— DATA PROVIDED —
....

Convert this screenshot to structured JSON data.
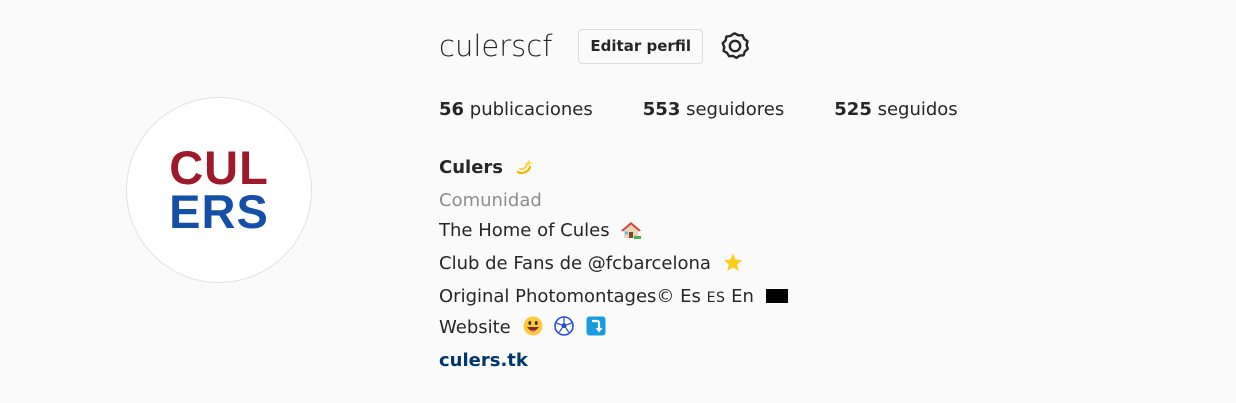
{
  "profile": {
    "username": "culerscf",
    "edit_label": "Editar perfil",
    "avatar_top": "CUL",
    "avatar_bottom": "ERS"
  },
  "stats": {
    "posts_count": "56",
    "posts_label": "publicaciones",
    "followers_count": "553",
    "followers_label": "seguidores",
    "following_count": "525",
    "following_label": "seguidos"
  },
  "bio": {
    "name": "Culers",
    "name_emoji": "dizzy-icon",
    "category": "Comunidad",
    "line1": "The Home of Cules",
    "line1_emoji": "house-icon",
    "line2": "Club de Fans de @fcbarcelona",
    "line2_emoji": "star-icon",
    "line3_prefix": "Original Photomontages© Es",
    "line3_es": "ES",
    "line3_suffix": "En",
    "line4": "Website",
    "link": "culers.tk"
  },
  "colors": {
    "accent_red": "#a0192a",
    "accent_blue": "#1450a8",
    "link": "#00376b",
    "muted": "#8e8e8e"
  }
}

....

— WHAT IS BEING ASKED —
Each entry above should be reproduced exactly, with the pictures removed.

— WRITTEN ANSWER —
Convert this screenshot to structured JSON data.
{
  "profile": {
    "username": "culerscf",
    "edit_label": "Editar perfil",
    "avatar_top": "CUL",
    "avatar_bottom": "ERS"
  },
  "stats": {
    "posts_count": "56",
    "posts_label": "publicaciones",
    "followers_count": "553",
    "followers_label": "seguidores",
    "following_count": "525",
    "following_label": "seguidos"
  },
  "bio": {
    "name": "Culers",
    "name_emoji": "dizzy-icon",
    "category": "Comunidad",
    "line1": "The Home of Cules",
    "line1_emoji": "house-icon",
    "line2": "Club de Fans de @fcbarcelona",
    "line2_emoji": "star-icon",
    "line3_prefix": "Original Photomontages© Es",
    "line3_es": "ES",
    "line3_suffix": "En",
    "line4": "Website",
    "link": "culers.tk"
  },
  "colors": {
    "accent_red": "#a0192a",
    "accent_blue": "#1450a8",
    "link": "#00376b",
    "muted": "#8e8e8e"
  }
}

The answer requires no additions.